The Ideal Preflight Workflow with Markzware FlightCheck
FlightCheck can preflight proprietary file formats to check for potential printing problems
Giving your customers a new perspective
No one really likes change. There may be some push-back from print buyers who may not immediately accept preflighting responsibilities. So, it’s up to the printers to sell the preflight workflow as a win-win for themselves and their clients.
Graphic artists don’t like the idea of preflighting, generally. They look at the screen and say “Yuck.” They may just want to create beautiful things on screen. So, there’s this prevailing mentality of “It’s my job to make things look good on screen, and it is your job to print them.”
There are other benefits to preflighting, besides simply catching file errors earlier in the workflow. Implementing preflighting at various stages of the print workflow will help flush out conflicts regarding accountability. Who is responsible for making sure the documents are built correctly? What it comes down to is, what is the state of the file when you sent it? FlightCheck makes preflighting easy, so this becomes less of an issue.
The dynamics of accountability have changed.
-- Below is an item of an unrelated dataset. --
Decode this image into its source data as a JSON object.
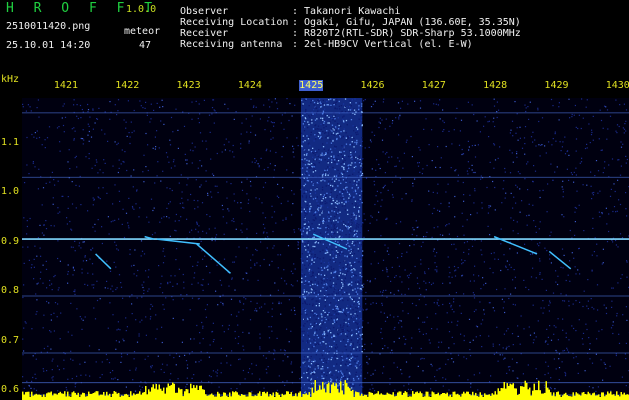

No longer can content creators rest on the assurance that their printers will take responsibilities for print errors if they don’t catch files they’ve submitted. Sometimes, printers are eager to accept. Just a few years ago, they seemed happy to get any digital files at all.
If a publisher submits a problematic file to the printer, accountability falls back on the publisher’s shoulders. To change the customer’s perspective of preflighting, printers may want to scream this message from the mountaintops: Send us bad files, and you’re running a risk.
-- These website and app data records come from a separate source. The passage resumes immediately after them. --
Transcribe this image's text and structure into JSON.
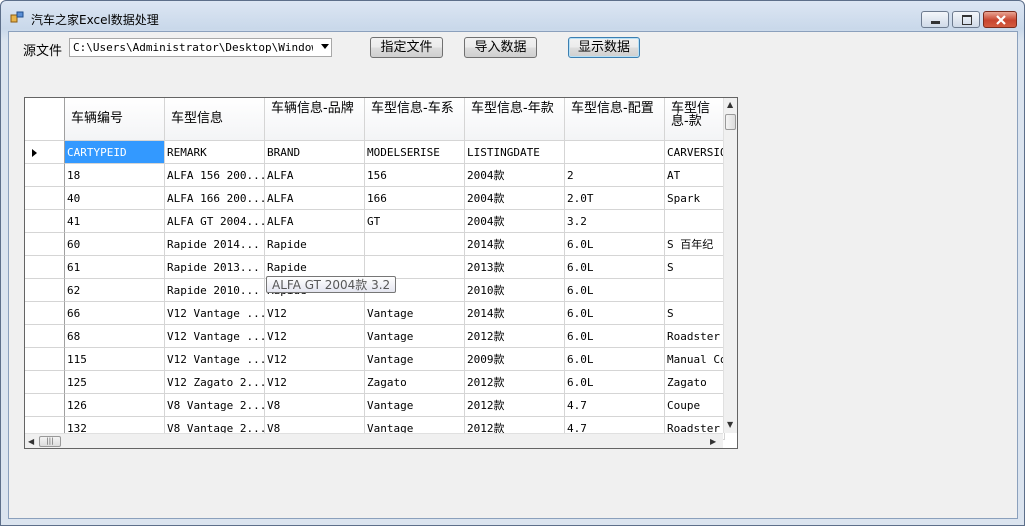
{
  "window": {
    "title": "汽车之家Excel数据处理"
  },
  "form": {
    "source_label": "源文件",
    "source_value": "C:\\Users\\Administrator\\Desktop\\WindowsFor",
    "buttons": {
      "choose_file": "指定文件",
      "import_data": "导入数据",
      "show_data": "显示数据"
    }
  },
  "grid": {
    "columns": [
      "车辆编号",
      "车型信息",
      "车辆信息-品牌",
      "车型信息-车系",
      "车型信息-年款",
      "车型信息-配置",
      "车型信息-款"
    ],
    "rows": [
      [
        "CARTYPEID",
        "REMARK",
        "BRAND",
        "MODELSERISE",
        "LISTINGDATE",
        "",
        "CARVERSIO"
      ],
      [
        "18",
        "ALFA 156 200...",
        "ALFA",
        "156",
        "2004款",
        "2",
        "AT"
      ],
      [
        "40",
        "ALFA 166 200...",
        "ALFA",
        "166",
        "2004款",
        "2.0T",
        "Spark"
      ],
      [
        "41",
        "ALFA GT 2004...",
        "ALFA",
        "GT",
        "2004款",
        "3.2",
        ""
      ],
      [
        "60",
        "Rapide 2014...",
        "Rapide",
        "",
        "2014款",
        "6.0L",
        "S  百年纪"
      ],
      [
        "61",
        "Rapide 2013...",
        "Rapide",
        "",
        "2013款",
        "6.0L",
        "S"
      ],
      [
        "62",
        "Rapide 2010...",
        "Rapide",
        "",
        "2010款",
        "6.0L",
        ""
      ],
      [
        "66",
        "V12 Vantage ...",
        "V12",
        "Vantage",
        "2014款",
        "6.0L",
        "S"
      ],
      [
        "68",
        "V12 Vantage ...",
        "V12",
        "Vantage",
        "2012款",
        "6.0L",
        "Roadster"
      ],
      [
        "115",
        "V12 Vantage ...",
        "V12",
        "Vantage",
        "2009款",
        "6.0L",
        "Manual Co"
      ],
      [
        "125",
        "V12 Zagato 2...",
        "V12",
        "Zagato",
        "2012款",
        "6.0L",
        "Zagato"
      ],
      [
        "126",
        "V8 Vantage 2...",
        "V8",
        "Vantage",
        "2012款",
        "4.7",
        "Coupe"
      ],
      [
        "132",
        "V8 Vantage 2...",
        "V8",
        "Vantage",
        "2012款",
        "4.7",
        "Roadster"
      ]
    ],
    "tooltip": "ALFA GT 2004款 3.2"
  },
  "icons": [
    "app-icon",
    "minimize-icon",
    "maximize-icon",
    "close-icon",
    "dropdown-arrow-icon",
    "row-selector-arrow-icon",
    "scroll-up-icon",
    "scroll-down-icon",
    "scroll-left-icon",
    "scroll-right-icon"
  ]
}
Who wants to keep fixing the same problems over and over again? No one. So how do you teach your clients how to make bullet-proof, error-free documents? There are a lot of printers that buy preflight software (like Markzware’s preflight solution, FlightCheck) for their customers. However, that doesn’t always solve the problem. Customers may not really know how to use it, or they don’t know how to configure the specifications properly.
What is needed is free training for customers, because they shouldn’t just keep sending bad files. Teach these customers to start learning how to fix files and prepare them correctly from the beginning. The FlightCheck videos provide a great headstart.
The Ideal Preflight Workflow